- Work task
Repeat every entry word for word; omit all pictures.

====== Source material

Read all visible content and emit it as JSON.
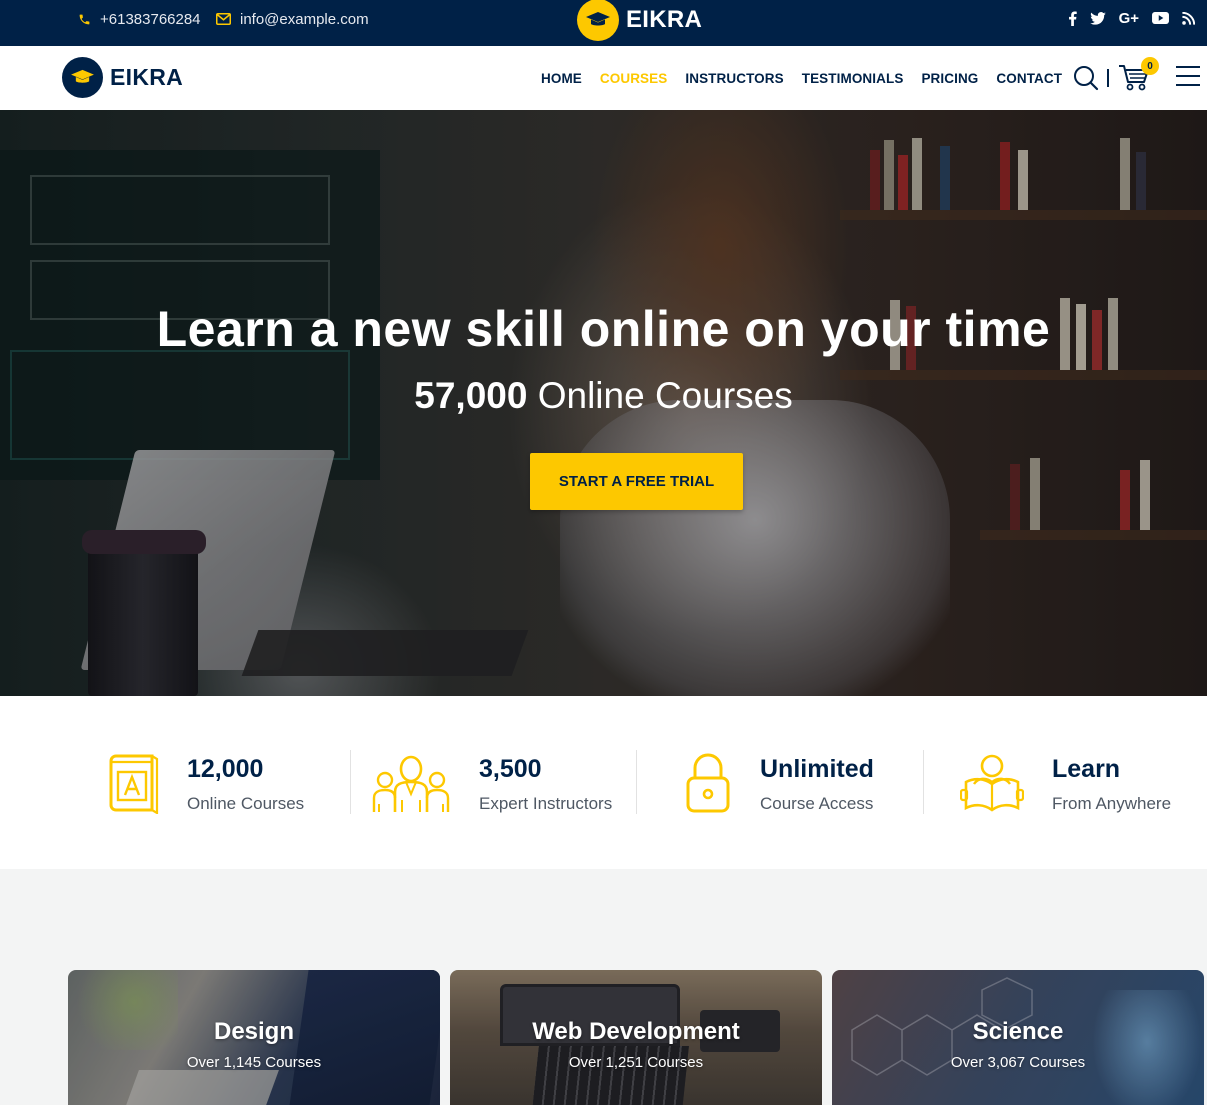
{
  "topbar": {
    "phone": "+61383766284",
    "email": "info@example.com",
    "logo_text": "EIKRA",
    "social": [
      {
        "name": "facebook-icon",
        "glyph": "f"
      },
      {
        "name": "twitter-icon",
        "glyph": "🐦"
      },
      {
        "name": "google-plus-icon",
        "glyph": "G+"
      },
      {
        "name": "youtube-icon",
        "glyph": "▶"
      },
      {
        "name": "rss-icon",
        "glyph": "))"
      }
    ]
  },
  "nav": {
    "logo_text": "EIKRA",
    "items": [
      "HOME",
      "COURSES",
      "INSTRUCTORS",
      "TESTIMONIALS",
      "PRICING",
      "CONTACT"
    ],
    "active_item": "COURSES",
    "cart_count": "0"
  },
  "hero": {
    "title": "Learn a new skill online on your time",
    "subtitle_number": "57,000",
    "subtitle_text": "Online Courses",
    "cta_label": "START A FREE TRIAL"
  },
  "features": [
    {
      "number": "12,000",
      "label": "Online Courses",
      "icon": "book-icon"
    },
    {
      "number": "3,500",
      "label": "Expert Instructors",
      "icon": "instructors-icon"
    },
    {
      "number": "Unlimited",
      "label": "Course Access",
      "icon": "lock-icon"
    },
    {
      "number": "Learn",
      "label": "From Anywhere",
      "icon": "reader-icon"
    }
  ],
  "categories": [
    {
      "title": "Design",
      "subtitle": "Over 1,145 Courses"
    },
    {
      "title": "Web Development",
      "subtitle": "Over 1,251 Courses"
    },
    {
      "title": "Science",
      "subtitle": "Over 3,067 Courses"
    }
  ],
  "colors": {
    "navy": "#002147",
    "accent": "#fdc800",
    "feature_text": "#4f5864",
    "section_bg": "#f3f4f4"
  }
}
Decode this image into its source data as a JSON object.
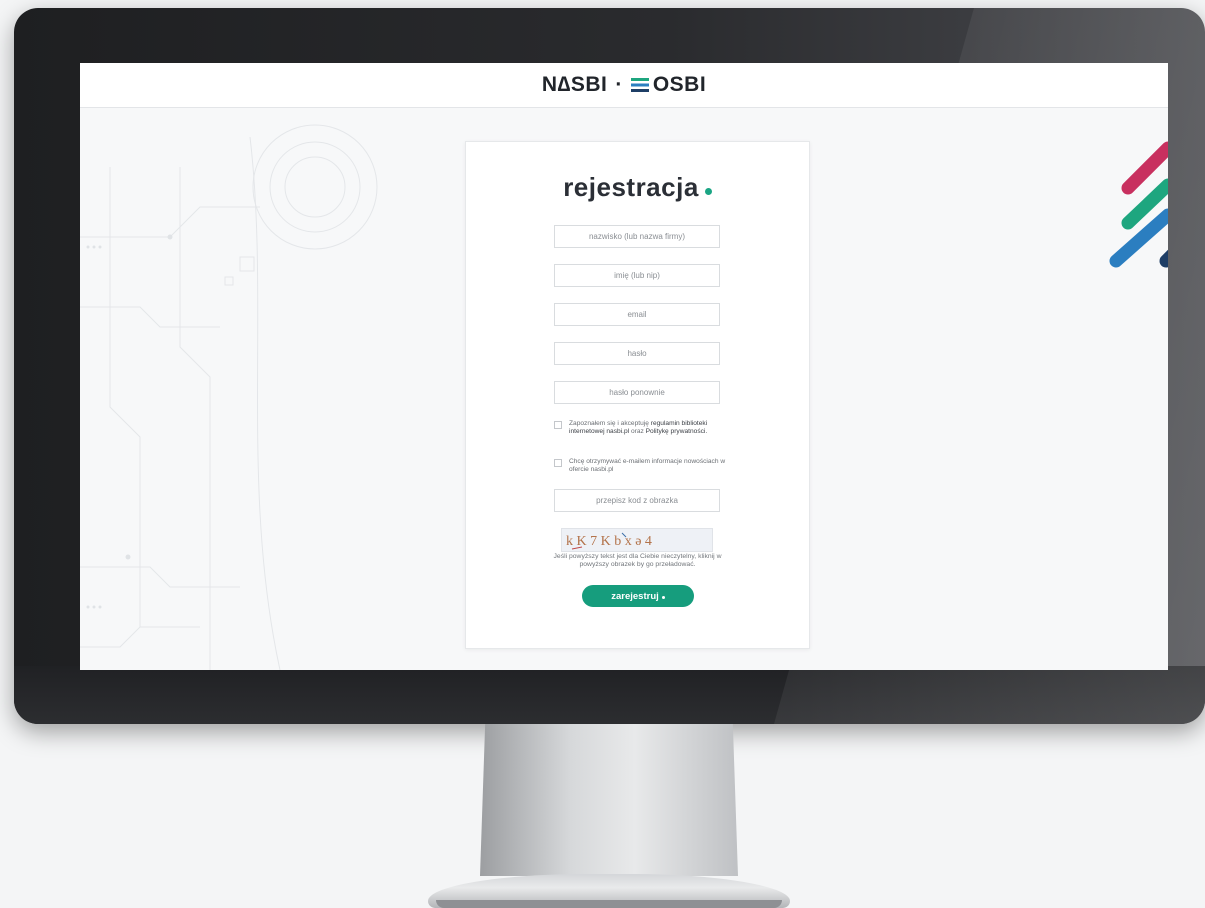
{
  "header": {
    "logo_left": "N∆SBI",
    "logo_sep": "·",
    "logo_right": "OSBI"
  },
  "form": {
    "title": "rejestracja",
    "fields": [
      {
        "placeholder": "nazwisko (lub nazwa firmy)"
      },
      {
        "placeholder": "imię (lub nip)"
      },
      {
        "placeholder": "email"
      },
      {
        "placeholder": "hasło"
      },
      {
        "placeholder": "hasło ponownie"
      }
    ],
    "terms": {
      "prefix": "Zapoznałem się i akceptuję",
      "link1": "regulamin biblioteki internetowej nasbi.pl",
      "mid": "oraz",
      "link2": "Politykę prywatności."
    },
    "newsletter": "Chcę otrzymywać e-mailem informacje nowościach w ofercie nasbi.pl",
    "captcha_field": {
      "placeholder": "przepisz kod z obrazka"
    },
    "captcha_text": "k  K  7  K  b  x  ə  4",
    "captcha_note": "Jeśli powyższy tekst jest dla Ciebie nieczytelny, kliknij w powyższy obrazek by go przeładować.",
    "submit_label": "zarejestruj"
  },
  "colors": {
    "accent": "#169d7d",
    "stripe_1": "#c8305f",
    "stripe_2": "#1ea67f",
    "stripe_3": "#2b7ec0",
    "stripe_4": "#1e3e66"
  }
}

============

- Solution to this exercise
Read all visible content and emit it as JSON.
{
  "topbar": {
    "phone": "+61383766284",
    "email": "info@example.com",
    "logo_text": "EIKRA",
    "social": [
      {
        "name": "facebook-icon",
        "glyph": "f"
      },
      {
        "name": "twitter-icon",
        "glyph": "🐦"
      },
      {
        "name": "google-plus-icon",
        "glyph": "G+"
      },
      {
        "name": "youtube-icon",
        "glyph": "▶"
      },
      {
        "name": "rss-icon",
        "glyph": "))"
      }
    ]
  },
  "nav": {
    "logo_text": "EIKRA",
    "items": [
      "HOME",
      "COURSES",
      "INSTRUCTORS",
      "TESTIMONIALS",
      "PRICING",
      "CONTACT"
    ],
    "active_item": "COURSES",
    "cart_count": "0"
  },
  "hero": {
    "title": "Learn a new skill online on your time",
    "subtitle_number": "57,000",
    "subtitle_text": "Online Courses",
    "cta_label": "START A FREE TRIAL"
  },
  "features": [
    {
      "number": "12,000",
      "label": "Online Courses",
      "icon": "book-icon"
    },
    {
      "number": "3,500",
      "label": "Expert Instructors",
      "icon": "instructors-icon"
    },
    {
      "number": "Unlimited",
      "label": "Course Access",
      "icon": "lock-icon"
    },
    {
      "number": "Learn",
      "label": "From Anywhere",
      "icon": "reader-icon"
    }
  ],
  "categories": [
    {
      "title": "Design",
      "subtitle": "Over 1,145 Courses"
    },
    {
      "title": "Web Development",
      "subtitle": "Over 1,251 Courses"
    },
    {
      "title": "Science",
      "subtitle": "Over 3,067 Courses"
    }
  ],
  "colors": {
    "navy": "#002147",
    "accent": "#fdc800",
    "feature_text": "#4f5864",
    "section_bg": "#f3f4f4"
  }
}
Decode this image into its source data as a JSON object.
{
  "header": {
    "logo_left": "N∆SBI",
    "logo_sep": "·",
    "logo_right": "OSBI"
  },
  "form": {
    "title": "rejestracja",
    "fields": [
      {
        "placeholder": "nazwisko (lub nazwa firmy)"
      },
      {
        "placeholder": "imię (lub nip)"
      },
      {
        "placeholder": "email"
      },
      {
        "placeholder": "hasło"
      },
      {
        "placeholder": "hasło ponownie"
      }
    ],
    "terms": {
      "prefix": "Zapoznałem się i akceptuję",
      "link1": "regulamin biblioteki internetowej nasbi.pl",
      "mid": "oraz",
      "link2": "Politykę prywatności."
    },
    "newsletter": "Chcę otrzymywać e-mailem informacje nowościach w ofercie nasbi.pl",
    "captcha_field": {
      "placeholder": "przepisz kod z obrazka"
    },
    "captcha_text": "k  K  7  K  b  x  ə  4",
    "captcha_note": "Jeśli powyższy tekst jest dla Ciebie nieczytelny, kliknij w powyższy obrazek by go przeładować.",
    "submit_label": "zarejestruj"
  },
  "colors": {
    "accent": "#169d7d",
    "stripe_1": "#c8305f",
    "stripe_2": "#1ea67f",
    "stripe_3": "#2b7ec0",
    "stripe_4": "#1e3e66"
  }
}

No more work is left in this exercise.